Following Chamudot, reader Nan Klein also can only criticize a straw man. She says the “true goal of BDS is the total destruction of Israel.” I never say otherwise.
This makes it all the more important to help end BDS, for which my letter offered a suggestion.
Klein says at the end of her letter that I was “blaming Israel for the existence of BDS.”
Again, a falsehood and strawman.
I didn’t blame the perfectly legitimate state of Israel for BDS.
An effective way to help end western anti-Israelism, including BDS, would not be an end to the perfectly legitimate State of Israel, but an end to the occupation and settlements.
This would save Israel.
JAMES ADLER Cambridge, Massachusetts
Same old thing
Having been a staunch admirer and coworker of former Labour Friends of Israel director Valerie Cocks, I can vouch for David Newman’s perception of what was, and is, an accurate portrayal (“The UK Labour Party is betraying its values,” Borderline Views, March 22).
Over 20 years have elapsed since my departure for Israel, yet sadly, inherent anti-Semitism and hostility toward Israel continue unabated within the mindset of Labour Party leader Jeremy Corbyn and his cohorts in the party. Some things never change.
Gilda the Great
“A word from Mrs. Malaprop” (Arts & Entertainment, March 22) neglects to mention the queen of malapropisms, Emily Litella, played by the late Gilda Radner on Saturday Night Live.
This hard-of-hearing character complains about “the deaf penalty,” “saving Soviet jewelry,” “endangered feces,” “violins on television,” “presidential erections,” “conserving natural racehorses,” “firing the handicapped” rather than hiring them, and “making Puerto Rico a steak” rather than a state.
Trump at AIPAC

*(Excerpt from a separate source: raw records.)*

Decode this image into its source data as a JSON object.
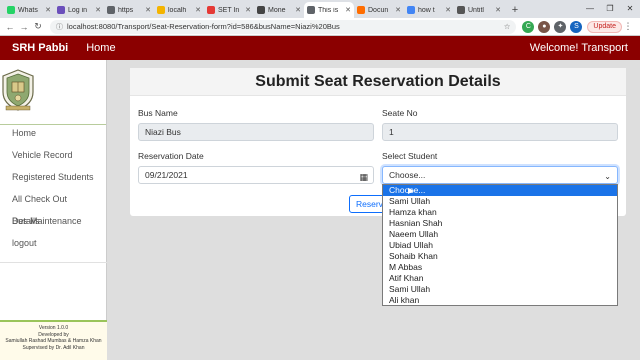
{
  "browser": {
    "tabs": [
      {
        "label": "Whats",
        "color": "#25d366"
      },
      {
        "label": "Log in",
        "color": "#6b4fbb"
      },
      {
        "label": "https",
        "color": "#5f6368"
      },
      {
        "label": "localh",
        "color": "#f4b400"
      },
      {
        "label": "SET In",
        "color": "#e53935"
      },
      {
        "label": "Mone",
        "color": "#444444"
      },
      {
        "label": "This is",
        "color": "#5f6368",
        "active": true
      },
      {
        "label": "Docun",
        "color": "#ff6d00"
      },
      {
        "label": "how t",
        "color": "#4285f4"
      },
      {
        "label": "Untitl",
        "color": "#555555"
      }
    ],
    "new_tab": "+",
    "url": "localhost:8080/Transport/Seat-Reservation-form?id=586&busName=Niazi%20Bus",
    "update_label": "Update"
  },
  "navbar": {
    "brand": "SRH Pabbi",
    "home": "Home",
    "welcome": "Welcome! Transport"
  },
  "sidebar": {
    "items": [
      "Home",
      "Vehicle Record",
      "Registered Students",
      "All Check Out Details",
      "Bus Maintenance",
      "logout"
    ],
    "footer": {
      "line1": "Version 1.0.0",
      "line2": "Developed by",
      "line3": "Samiullah Rashad Mumbas & Hamza Khan",
      "line4": "Supervised by Dr. Adil Khan"
    }
  },
  "form": {
    "title": "Submit Seat Reservation Details",
    "bus_name_label": "Bus Name",
    "bus_name_value": "Niazi Bus",
    "seat_no_label": "Seate No",
    "seat_no_value": "1",
    "date_label": "Reservation Date",
    "date_value": "09/21/2021",
    "student_label": "Select Student",
    "student_value": "Choose...",
    "reserve_label": "Reserve"
  },
  "dropdown": {
    "options": [
      "Choose...",
      "Sami Ullah",
      "Hamza khan",
      "Hasnian Shah",
      "Naeem Ullah",
      "Ubiad Ullah",
      "Sohaib Khan",
      "M Abbas",
      "Atif Khan",
      "Sami Ullah",
      "Ali khan"
    ]
  }
}
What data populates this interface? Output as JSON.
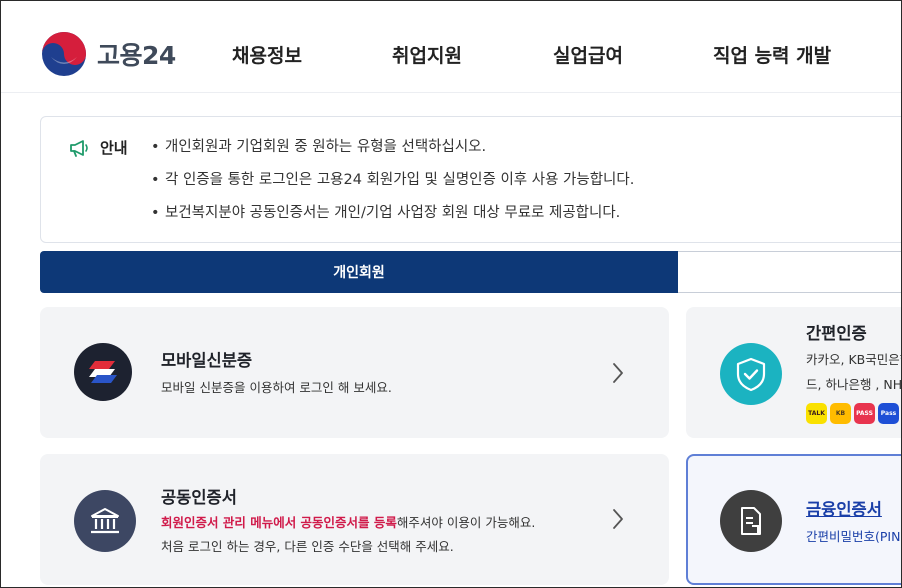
{
  "header": {
    "logo_text": "고용24",
    "nav": [
      "채용정보",
      "취업지원",
      "실업급여",
      "직업 능력 개발"
    ]
  },
  "notice": {
    "label": "안내",
    "lines": [
      "개인회원과 기업회원 중 원하는 유형을 선택하십시오.",
      "각 인증을 통한 로그인은 고용24 회원가입 및 실명인증 이후 사용 가능합니다.",
      "보건복지분야 공동인증서는 개인/기업 사업장 회원 대상 무료로 제공합니다."
    ]
  },
  "tabs": {
    "personal": "개인회원",
    "corporate": ""
  },
  "cards": {
    "mobile_id": {
      "title": "모바일신분증",
      "desc": "모바일 신분증을 이용하여 로그인 해 보세요."
    },
    "simple_auth": {
      "title": "간편인증",
      "desc1": "카카오, KB국민은행",
      "desc2": "드, 하나은행 , NH,",
      "badges": [
        "TALK",
        "KB",
        "PASS",
        "Pass"
      ]
    },
    "joint_cert": {
      "title": "공동인증서",
      "desc_em": "회원인증서 관리 메뉴에서 공동인증서를 등록",
      "desc_rest": "해주셔야 이용이 가능해요.",
      "desc2": "처음 로그인 하는 경우, 다른 인증 수단을 선택해 주세요."
    },
    "finance_cert": {
      "title": "금융인증서",
      "desc": "간편비밀번호(PIN"
    }
  },
  "colors": {
    "primary": "#0d3877",
    "card_bg": "#f3f4f6",
    "emphasis": "#d01a4a",
    "link": "#1a3fa8",
    "teal": "#1bb3c1"
  }
}
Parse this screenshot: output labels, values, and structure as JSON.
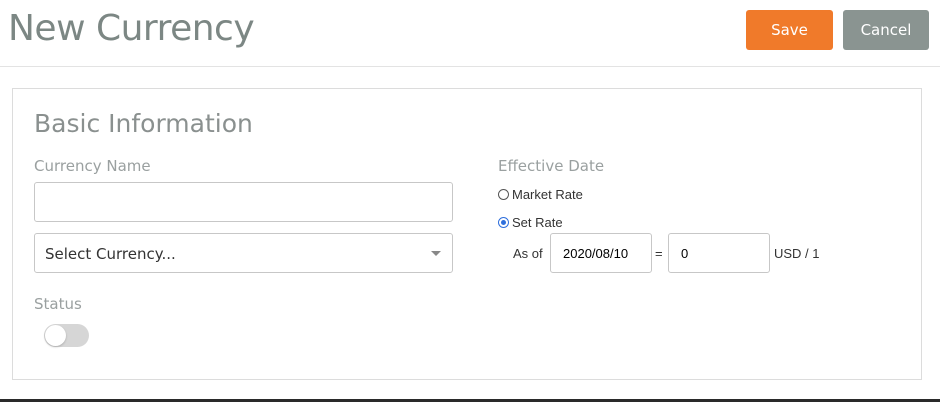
{
  "header": {
    "title": "New Currency",
    "save_label": "Save",
    "cancel_label": "Cancel"
  },
  "basic_info": {
    "section_title": "Basic Information",
    "currency_name_label": "Currency Name",
    "currency_name_value": "",
    "select_currency_value": "Select Currency...",
    "status_label": "Status",
    "status_enabled": false
  },
  "effective_date": {
    "label": "Effective Date",
    "options": [
      {
        "label": "Market Rate",
        "checked": false
      },
      {
        "label": "Set Rate",
        "checked": true
      }
    ],
    "as_of_label": "As of",
    "date_value": "2020/08/10",
    "equals": "=",
    "rate_value": "0",
    "unit_label": "USD / 1"
  },
  "colors": {
    "save": "#f07a2a",
    "cancel": "#8a9491",
    "radio_checked": "#2f6fdc"
  }
}
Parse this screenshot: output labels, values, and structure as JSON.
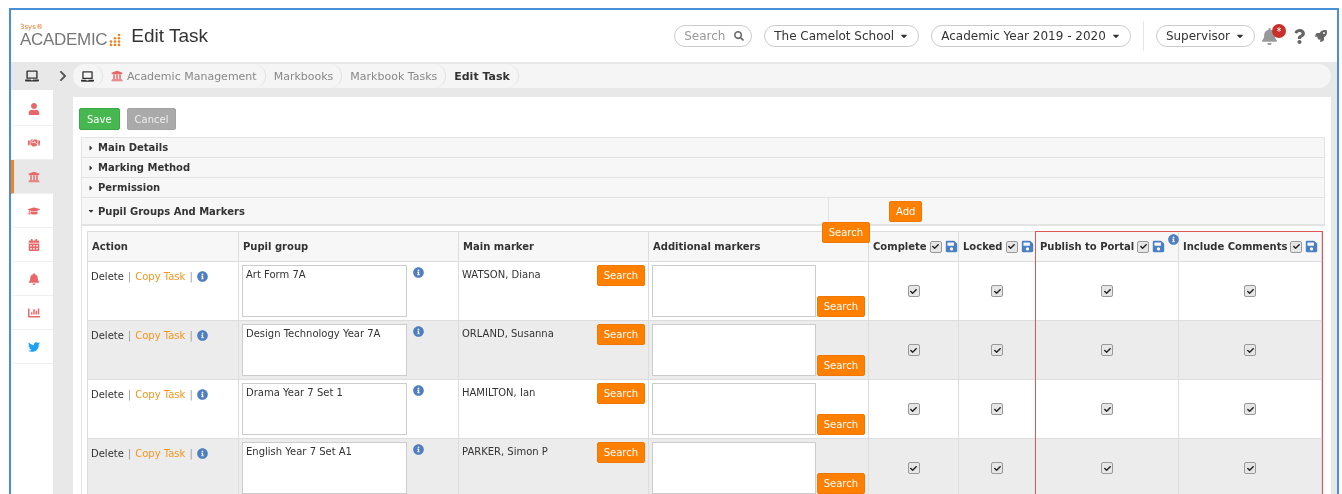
{
  "header": {
    "logo_mark": "3sys®",
    "logo": "ACADEMIC",
    "title": "Edit Task",
    "search": {
      "placeholder": "Search"
    },
    "school": "The Camelot School",
    "year": "Academic Year 2019 - 2020",
    "role": "Supervisor",
    "notification_badge": "*"
  },
  "sidebar": {
    "items": [
      {
        "selected": false
      },
      {
        "selected": false
      },
      {
        "selected": true
      },
      {
        "selected": false
      },
      {
        "selected": false
      },
      {
        "selected": false
      },
      {
        "selected": false
      },
      {
        "selected": false
      }
    ]
  },
  "breadcrumb": [
    {
      "label": "Academic Management",
      "selected": false
    },
    {
      "label": "Markbooks",
      "selected": false
    },
    {
      "label": "Markbook Tasks",
      "selected": false
    },
    {
      "label": "Edit Task",
      "selected": true
    }
  ],
  "buttons": {
    "save": "Save",
    "cancel": {
      "label": "Cancel",
      "disabled": true
    }
  },
  "sections": [
    {
      "title": "Main Details",
      "expanded": false
    },
    {
      "title": "Marking Method",
      "expanded": false
    },
    {
      "title": "Permission",
      "expanded": false
    },
    {
      "title": "Pupil Groups And Markers",
      "expanded": true
    }
  ],
  "add_button": "Add",
  "header_search_button": "Search",
  "columns": [
    {
      "label": "Action",
      "kind": "text"
    },
    {
      "label": "Pupil group",
      "kind": "text"
    },
    {
      "label": "Main marker",
      "kind": "text"
    },
    {
      "label": "Additional markers",
      "kind": "text"
    },
    {
      "label": "Complete",
      "kind": "toggle",
      "checked": true
    },
    {
      "label": "Locked",
      "kind": "toggle",
      "checked": true
    },
    {
      "label": "Publish to Portal",
      "kind": "toggle",
      "checked": true,
      "info": true,
      "highlighted": true
    },
    {
      "label": "Include Comments",
      "kind": "toggle",
      "checked": true,
      "highlighted": true
    }
  ],
  "rows": [
    {
      "delete": "Delete",
      "separator": "|",
      "copy": "Copy Task",
      "separator_2": "|",
      "pupil_group": "Art Form 7A",
      "main_marker": "WATSON, Diana",
      "marker_search": "Search",
      "additional_search": "Search",
      "flags": [
        true,
        true,
        true,
        true
      ]
    },
    {
      "delete": "Delete",
      "separator": "|",
      "copy": "Copy Task",
      "separator_2": "|",
      "pupil_group": "Design Technology Year 7A",
      "main_marker": "ORLAND, Susanna",
      "marker_search": "Search",
      "additional_search": "Search",
      "flags": [
        true,
        true,
        true,
        true
      ]
    },
    {
      "delete": "Delete",
      "separator": "|",
      "copy": "Copy Task",
      "separator_2": "|",
      "pupil_group": "Drama Year 7 Set 1",
      "main_marker": "HAMILTON, Ian",
      "marker_search": "Search",
      "additional_search": "Search",
      "flags": [
        true,
        true,
        true,
        true
      ]
    },
    {
      "delete": "Delete",
      "separator": "|",
      "copy": "Copy Task",
      "separator_2": "|",
      "pupil_group": "English Year 7 Set A1",
      "main_marker": "PARKER, Simon P",
      "marker_search": "Search",
      "additional_search": "Search",
      "flags": [
        true,
        true,
        true,
        true
      ]
    }
  ]
}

It appears that Steve Rabinowitz was a little hasty with “I have Trump’s AIPAC speech text!” (Comment & Features, March 21). Your headline two days later was: “Trump receives warm welcome at AIPAC confab.”
You reported that Mr. Trump was greeted with standing ovations, and that few audience members were seen leaving in protest.
It might be prudent for you to tone down the criticism of Mr.
Trump, beginning with the daily cartoon.
Regarding your recent coverage of the AIPAC conference in Washington, the appearances of both Democratic and Republican contenders for the presidential nomination were rather pathetic. Close to 20,000 Pavlovian sheep salivated and cheered whenever the correct bell was rung. They applauded all of the empty promises as if they had never been heard – or broken – before.
I disagree with almost everything that Democratic candidate Bernie Sanders says or stands for, but he seems to be the only honest one in the bunch.
The March 9 article “Palestinians try to turn US courts on Adelson, Abrams and anyone linked to settlements,” by Yonah Jeremy Bob, has been clarified as follows to reflect the nuances of the views on UN Resolution 242 by various US administrations: Under some administrations until the Reagan administration, US policy was that the settlements were illegal. Since the Reagan administration, which explicitly said it did not believe the settlements were illegal, the US has instead characterized the settlements as illegitimate. US policy has also been to oppose any push to declare them a war crime, preferring a resolution of the settlement dispute as part of “a global resolution of the Israeli-Palestinian conflict pursuant to the two-state solution under its interpretation of UN Security Council Resolution 242 based on the Quartet Road Map and a string of later UN resolutions.”